Markus and Stephen McFeely (with an uncredited script polish by Joss Whedon),
makes subtle and not-so-subtle nods to Raiders of the Lost Ark (e.g., Hitler’s
obsession with the occult, the Cosmic Cube as a game- and war-changer), Johnston
and his screenwriters decided to push the Nazis into the background, making
Schmidt and HYDRA Captain America’s enemies. With HYDRA as the enemy, Johnston
and Marvel Studios hoped to avoid tired World War II tropes and/or treating the
Nazis as ridicule-ready, entertainment fodder as, arguably, Raiders of the Lost
Ark did thirty years ago. That, some critics have argued, would mock the very
real sacrifices and lives lost during World War II.
On a lighter note, "Captain America: The First Avenger" unquestionably succeeds
where "Iron Man
II" failed, integrating macro, world-building components necessary for
Marvel’s shared superhero project (a.k.a., "The Avengers") to succeed next
summer, including, perhaps significantly, a prominent role for Howard Stark
(Dominic Cooper), none other than Anthony “Iron Man” Stark’s father. As depicted

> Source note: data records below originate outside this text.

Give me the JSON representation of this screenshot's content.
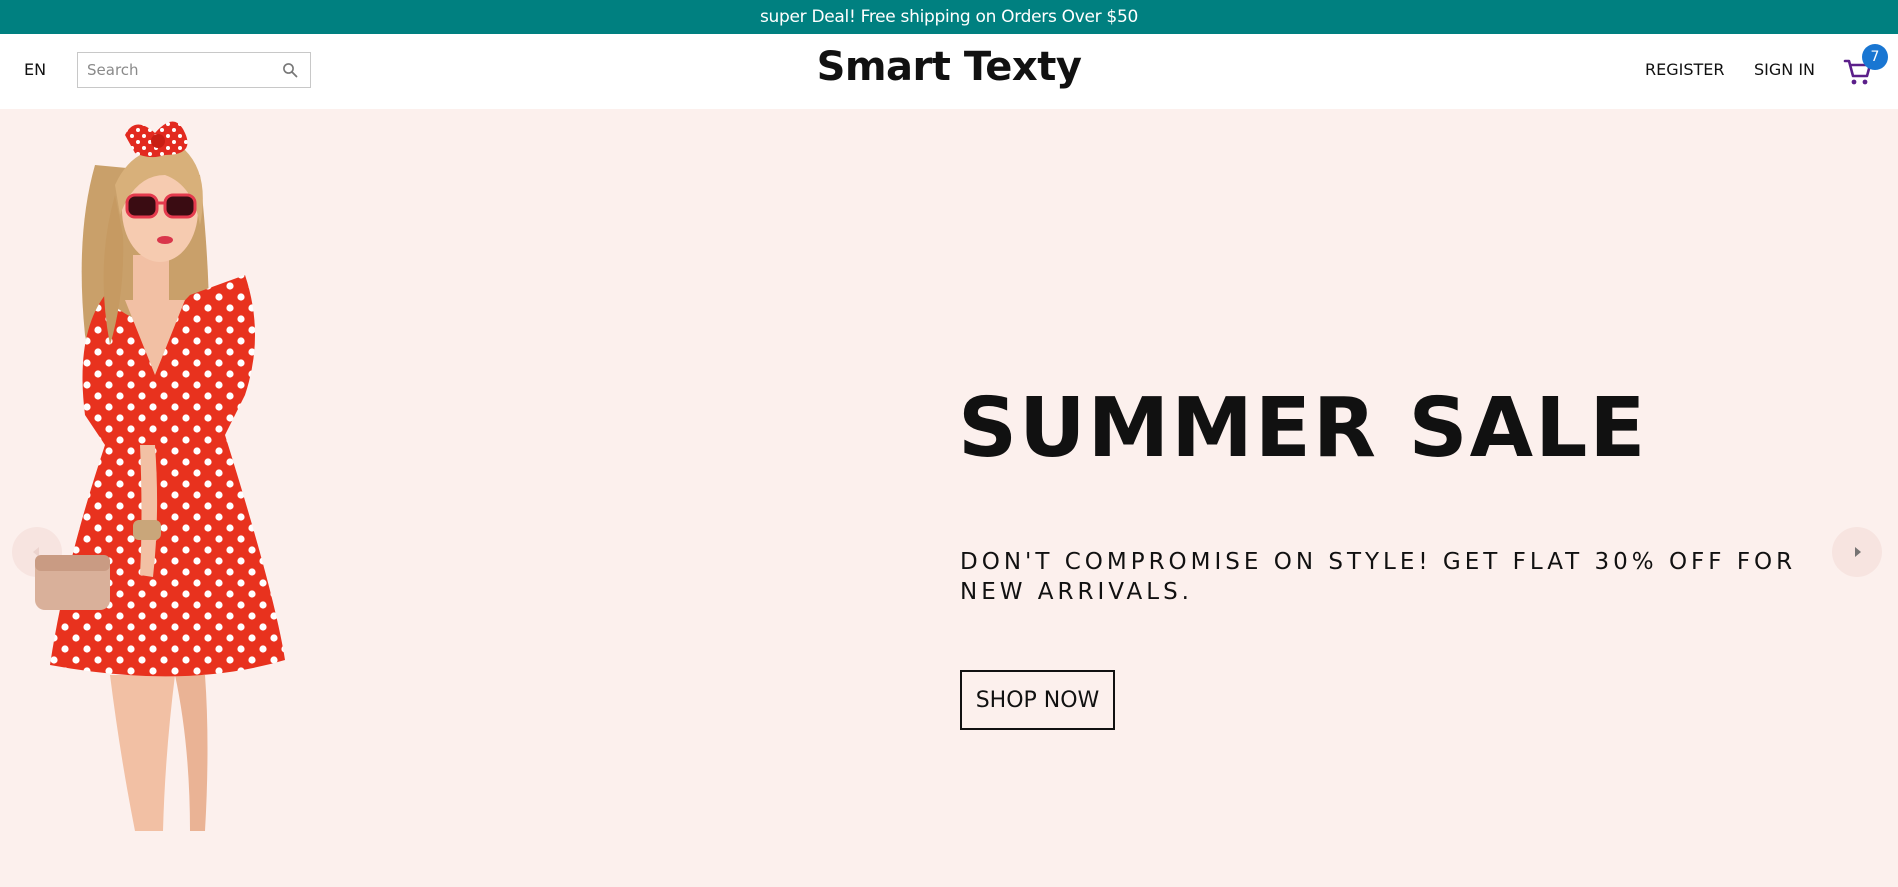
{
  "announcement": {
    "text": "super Deal! Free shipping on Orders Over $50"
  },
  "navbar": {
    "language": "EN",
    "search": {
      "placeholder": "Search",
      "value": "",
      "icon": "search-icon"
    },
    "logo": "Smart Texty",
    "register_label": "REGISTER",
    "signin_label": "SIGN IN",
    "cart": {
      "icon": "shopping-cart-icon",
      "count": "7"
    }
  },
  "hero": {
    "title": "SUMMER SALE",
    "description": "DON'T COMPROMISE ON STYLE! GET FLAT 30% OFF FOR NEW ARRIVALS.",
    "button_label": "SHOP NOW",
    "left_arrow_icon": "arrow-left-icon",
    "right_arrow_icon": "arrow-right-icon"
  },
  "colors": {
    "announcement_bg": "#008080",
    "hero_bg": "#fcf0ed",
    "badge": "#1976d2",
    "cart_icon": "#5b1f8a",
    "dress": "#e8321e"
  }
}
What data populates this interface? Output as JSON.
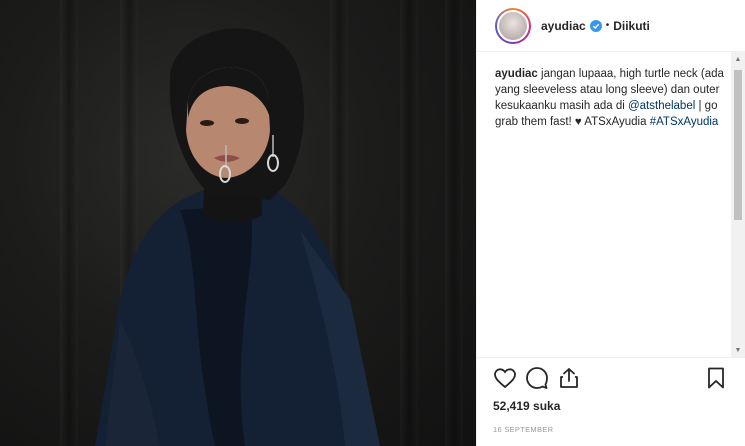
{
  "post": {
    "photo_alt": "",
    "author": {
      "username": "ayudiac",
      "verified": true,
      "follow_status": "Diikuti"
    },
    "caption": {
      "username": "ayudiac",
      "text_before_link": "jangan lupaaa, high turtle neck (ada yang sleeveless atau long sleeve) dan outer kesukaanku masih ada di",
      "mention": "@atsthelabel",
      "text_after_mention": "| go grab them fast! ♥ ATSxAyudia",
      "hashtag": "#ATSxAyudia"
    },
    "actions": {
      "like_icon": "heart-icon",
      "comment_icon": "comment-icon",
      "share_icon": "share-icon",
      "save_icon": "bookmark-icon"
    },
    "likes": "52,419 suka",
    "date": "16 SEPTEMBER"
  },
  "colors": {
    "link": "#003569",
    "verified": "#3897f0"
  }
}
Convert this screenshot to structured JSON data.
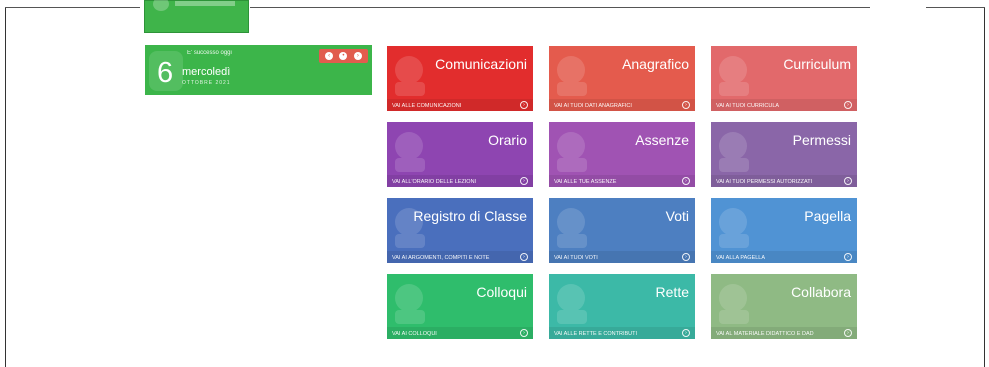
{
  "date_widget": {
    "caption": "E' successo oggi",
    "day": "6",
    "weekday": "mercoledì",
    "month_year": "OTTOBRE 2021",
    "nav": {
      "prev": "‹",
      "home": "•",
      "next": "›"
    }
  },
  "tiles": [
    {
      "title": "Comunicazioni",
      "link": "VAI ALLE COMUNICAZIONI",
      "color": "#e22d2d",
      "icon": "megaphone-icon"
    },
    {
      "title": "Anagrafico",
      "link": "VAI AI TUOI DATI ANAGRAFICI",
      "color": "#e45b4d",
      "icon": "user-icon"
    },
    {
      "title": "Curriculum",
      "link": "VAI AI TUOI CURRICULA",
      "color": "#e2696b",
      "icon": "list-icon"
    },
    {
      "title": "Orario",
      "link": "VAI ALL'ORARIO DELLE LEZIONI",
      "color": "#8e45b1",
      "icon": "clock-icon"
    },
    {
      "title": "Assenze",
      "link": "VAI ALLE TUE ASSENZE",
      "color": "#a053b3",
      "icon": "absence-icon"
    },
    {
      "title": "Permessi",
      "link": "VAI AI TUOI PERMESSI AUTORIZZATI",
      "color": "#8a66a8",
      "icon": "permit-icon"
    },
    {
      "title": "Registro di Classe",
      "link": "VAI AI ARGOMENTI, COMPITI E NOTE",
      "color": "#4a6fbd",
      "icon": "register-icon"
    },
    {
      "title": "Voti",
      "link": "VAI AI TUOI VOTI",
      "color": "#4d7fc1",
      "icon": "grade-icon"
    },
    {
      "title": "Pagella",
      "link": "VAI ALLA PAGELLA",
      "color": "#5093d4",
      "icon": "document-icon"
    },
    {
      "title": "Colloqui",
      "link": "VAI AI COLLOQUI",
      "color": "#2fbd6c",
      "icon": "chat-icon"
    },
    {
      "title": "Rette",
      "link": "VAI ALLE RETTE E CONTRIBUTI",
      "color": "#3cb9a7",
      "icon": "coins-icon"
    },
    {
      "title": "Collabora",
      "link": "VAI AL MATERIALE DIDATTICO E DAD",
      "color": "#8fba84",
      "icon": "puzzle-icon"
    }
  ]
}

here, the elder stark resembles Howard Hughes. He’s an ultra-successful
businessman with close ties to the U.S. government due to defense contracts.
He’s borderline arrogant, always suave, and, suggested more than show, a ladies’
man, a combination, we can presume, that led to a lifetime of friction and
disconnection with his only son. Nick Fury (Samuel L. Jackson) makes the
obligatory appearance here, but only in one, exposition-tilted scene. We’ll see
more of Fury and the other Avengers (e.g., Tony Stark/Iron Man, Thor, Bruce
Banner/Hulk, Hawkeye, Black Widow) next summer. If "Captain America: The First
Avenger" is any indication, "The Avengers" will be more than worth the wait.
In an era where we’re obsessed with dark and brooding superheroes, director Joe
Johnston’s Captain America is a breath of fresh air. He reminds us that
superheroes don’t have to be dark and disturbed to be interesting, they don’t
need cracks and flaws to earn our affection, they don’t have to be alien gods or
magic motorcycle riding demons. Captain America in his own simple way embodies
much of what's noble and good about humanity. Joe Johnston has crafted a
breathlessly entertaining popcorn movie that unambiguously embraces its hero’s
old-fashioned sensibilities, and invites us to embrace them as well.